Author: John McLaughlin
“Children are a protected resource!”
The nine-year-olds repeat the Camp Haven creed and then take their seats, gaze never wavering from the flag.
At the head of the class, a strapping man swells with pride at the sight of these glowing youth. “Hi boys and girls! My name’s Sergeant Wallace.” He waits with an expectant grin.
A smattering of mumbles returns: “Hi, Sergeant Wallace.”
“First, I want you all to know: your parents love you very, very much–” he places emphasis on each syllable,
“–and that’s why you’re here at Camp Haven.” A blank smart-board buzzes on the wall behind him.
“Would anyone like to share their story with the class today?”
A boy in the front raises his hand tentatively: “Well, uh, one night I woke up in bed–and my Gramma was there in the room with me. And she had a big needle and she was about to stick me with it and I screamed and my Dad ran in. And then my Mom and Dad said I had to come here for a while to stay away from Gramma and the old folks and–”

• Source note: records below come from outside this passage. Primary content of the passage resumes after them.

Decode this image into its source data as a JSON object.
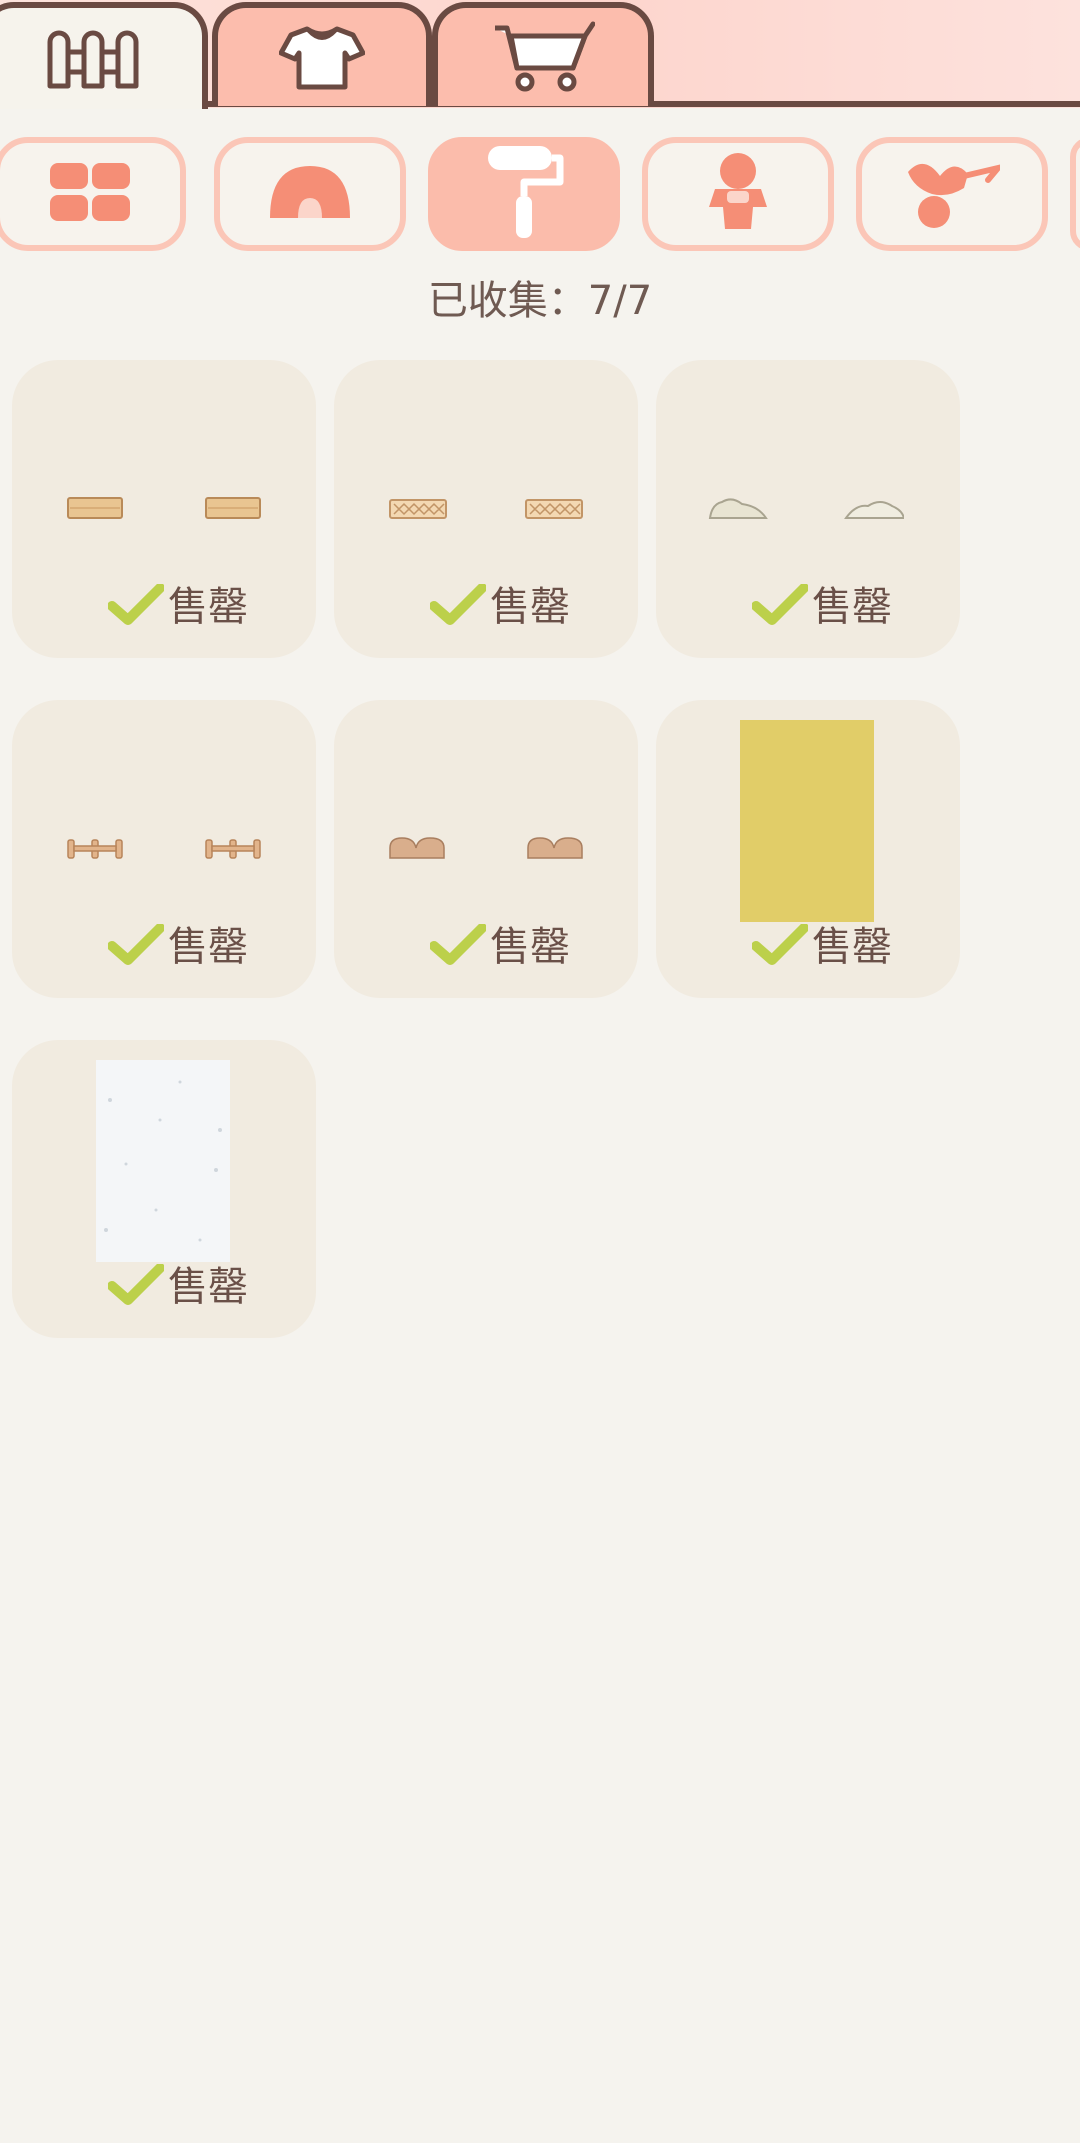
{
  "main_tabs": [
    {
      "icon": "fence-icon",
      "active": true
    },
    {
      "icon": "shirt-icon",
      "active": false
    },
    {
      "icon": "cart-icon",
      "active": false
    }
  ],
  "categories": [
    {
      "icon": "grid-icon",
      "active": false
    },
    {
      "icon": "dome-icon",
      "active": false
    },
    {
      "icon": "paint-roller-icon",
      "active": true
    },
    {
      "icon": "figure-icon",
      "active": false
    },
    {
      "icon": "fruit-icon",
      "active": false
    }
  ],
  "collected_text": "已收集：7/7",
  "items": [
    {
      "status": "售罄",
      "type": "wood-plank-fence"
    },
    {
      "status": "售罄",
      "type": "lattice-fence"
    },
    {
      "status": "售罄",
      "type": "stone-path"
    },
    {
      "status": "售罄",
      "type": "rail-fence"
    },
    {
      "status": "售罄",
      "type": "round-stone-fence"
    },
    {
      "status": "售罄",
      "type": "yellow-wallpaper"
    },
    {
      "status": "售罄",
      "type": "white-wallpaper"
    }
  ],
  "colors": {
    "accent": "#fbbcab",
    "check": "#bcd04a",
    "card": "#f1ebe0",
    "yellow_wallpaper": "#e1cd68",
    "white_wallpaper": "#f4f6f8"
  }
}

“Thank you, young man,” Wallace bends to pat him gingerly on the shoulder, “what a great start to my story! Today I’m going to explain why it’s so important to protect kids like you.” He clicks the device in his palm and the smart-board blinks to life.

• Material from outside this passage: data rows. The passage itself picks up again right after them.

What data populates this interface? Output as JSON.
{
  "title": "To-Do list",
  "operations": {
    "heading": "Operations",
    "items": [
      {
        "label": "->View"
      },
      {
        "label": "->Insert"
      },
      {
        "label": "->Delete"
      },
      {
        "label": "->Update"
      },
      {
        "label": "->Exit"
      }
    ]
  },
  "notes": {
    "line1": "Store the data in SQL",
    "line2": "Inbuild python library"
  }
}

“Has anyone ever heard of Professor Kuruwaza?”
A girl in the second row shoots up her arm: “My Uncle said that he took a really old mouse, and he put some blood in it, and the old mouse got young again.”

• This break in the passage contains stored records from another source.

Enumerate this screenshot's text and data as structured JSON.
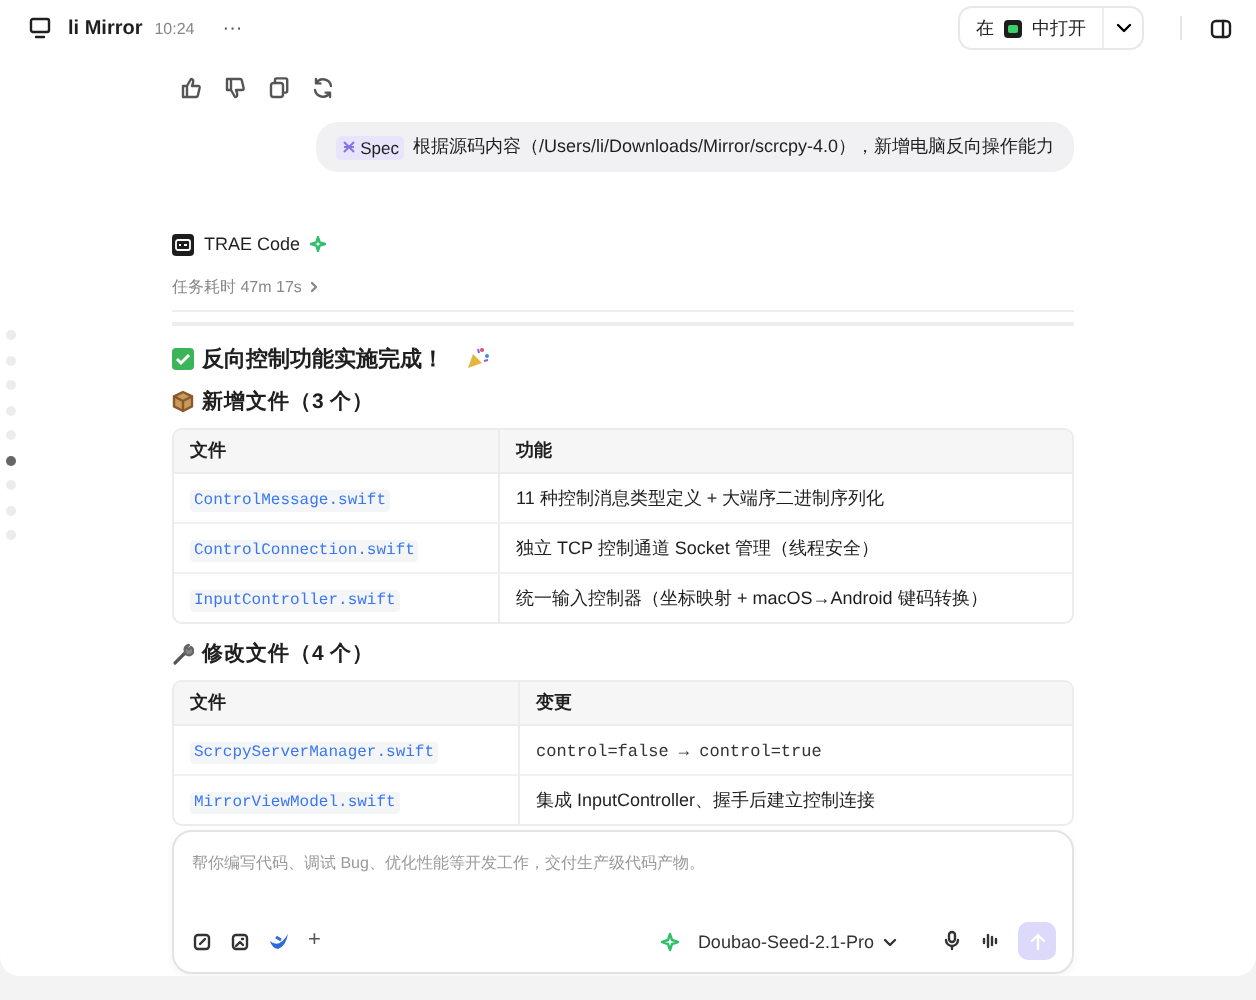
{
  "header": {
    "title": "li Mirror",
    "time": "10:24",
    "more": "···",
    "open_prefix": "在",
    "open_suffix": "中打开"
  },
  "user_message": {
    "tag": "Spec",
    "text": "根据源码内容（/Users/li/Downloads/Mirror/scrcpy-4.0），新增电脑反向操作能力"
  },
  "agent": {
    "name": "TRAE Code",
    "duration": "任务耗时 47m 17s"
  },
  "result_title": "反向控制功能实施完成！",
  "sections": [
    {
      "kind": "added",
      "heading": "新增文件（3 个）",
      "columns": [
        "文件",
        "功能"
      ],
      "rows": [
        {
          "file": "ControlMessage.swift",
          "desc": "11 种控制消息类型定义 + 大端序二进制序列化",
          "kind": "text"
        },
        {
          "file": "ControlConnection.swift",
          "desc": "独立 TCP 控制通道 Socket 管理（线程安全）",
          "kind": "text"
        },
        {
          "file": "InputController.swift",
          "desc": "统一输入控制器（坐标映射 + macOS→Android 键码转换）",
          "kind": "text"
        }
      ]
    },
    {
      "kind": "modified",
      "heading": "修改文件（4 个）",
      "columns": [
        "文件",
        "变更"
      ],
      "rows": [
        {
          "file": "ScrcpyServerManager.swift",
          "desc": "control=false → control=true",
          "kind": "code"
        },
        {
          "file": "MirrorViewModel.swift",
          "desc": "集成 InputController、握手后建立控制连接",
          "kind": "text"
        }
      ]
    }
  ],
  "composer": {
    "placeholder": "帮你编写代码、调试 Bug、优化性能等开发工作，交付生产级代码产物。",
    "add": "+",
    "model": "Doubao-Seed-2.1-Pro"
  },
  "nav_dots": [
    {
      "selected": false
    },
    {
      "selected": false
    },
    {
      "selected": false
    },
    {
      "selected": false
    },
    {
      "selected": false
    },
    {
      "selected": true
    },
    {
      "selected": false
    },
    {
      "selected": false
    },
    {
      "selected": false
    }
  ]
}
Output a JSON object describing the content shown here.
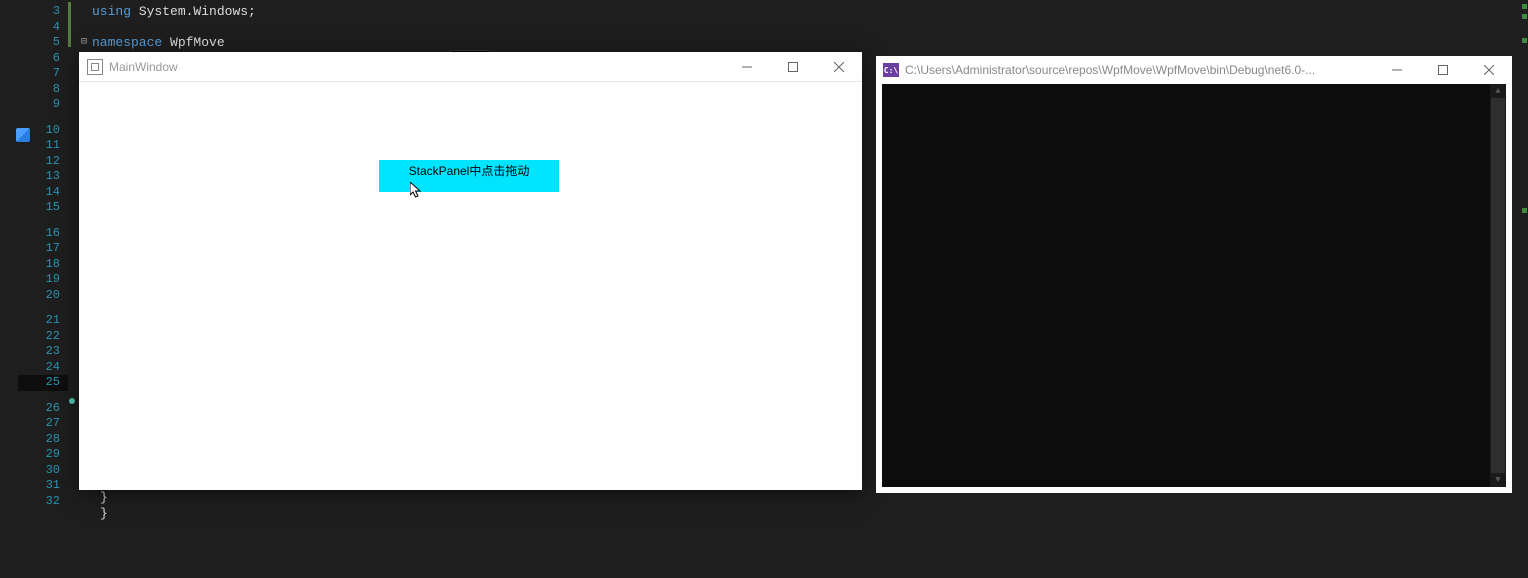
{
  "editor": {
    "line_numbers": [
      "3",
      "4",
      "5",
      "6",
      "7",
      "8",
      "9",
      "10",
      "11",
      "12",
      "13",
      "14",
      "15",
      "16",
      "17",
      "18",
      "19",
      "20",
      "21",
      "22",
      "23",
      "24",
      "25",
      "26",
      "27",
      "28",
      "29",
      "30",
      "31",
      "32"
    ],
    "current_line": "25",
    "code": {
      "l3_kw": "using",
      "l3_ns": "System.Windows;",
      "l5_kw": "namespace",
      "l5_ns": "WpfMove",
      "l30_brace": "}",
      "l31_brace": "}"
    }
  },
  "main_window": {
    "title": "MainWindow",
    "panel_text": "StackPanel中点击拖动"
  },
  "console_window": {
    "icon_text": "C:\\",
    "title": "C:\\Users\\Administrator\\source\\repos\\WpfMove\\WpfMove\\bin\\Debug\\net6.0-..."
  }
}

“That’s right! He drew some blood from a young mouse and put it in the old one, and that reversed the old age. And that’s why we call it the Kuruwaza effect.”
Wallace summons the next slide onscreen. “And then he tried the experiment on real people like you and me, and you know what? The same thing happened!” Two panels: on the left, a woman in her mid sixties–wrinkled and frumpy, wearing a vacant expression; and on the right, after treatment, looking thirty years younger.
“After that experiment, a lot more old people wanted to try it out too. They wanted to be young again like the lady here. So the government–you guys know what the government is, right? The government made special laws to protect kids like you. Because you’re very special, and you deserve to keep your blood all for yourselves.”
“Eww!” drawls the redhead in row three.
Wallace smiles. He can see a sentry fidgeting nervously in the doorway but ignores him; he’s on a roll.
He spins on his heel and jabs a finger at the next image: an ancient crone, his sly grin revealing a snaggletooth. “Now what should you do if you see one of those?”
“Tell a Guardian!”
Wallace’s grin widens. “That’s right, boys and girls. You just tell me or anyone else here at Camp Haven.”
The young guard finally musters the courage to step over the threshold, marches up to Wallace and stammers into his ear: “Sir, we just took down a pack of Boomers outside the fence.”
“Okay, double our men on patrol. I want–”
When the propane bomb shreds the gates of Camp Haven–triggering the klaxon alarm and a general lockdown–the men don’t hesitate before throwing themselves into battle. There will be carnage, but their mission is sacred.
They know that young blood is too precious to spill.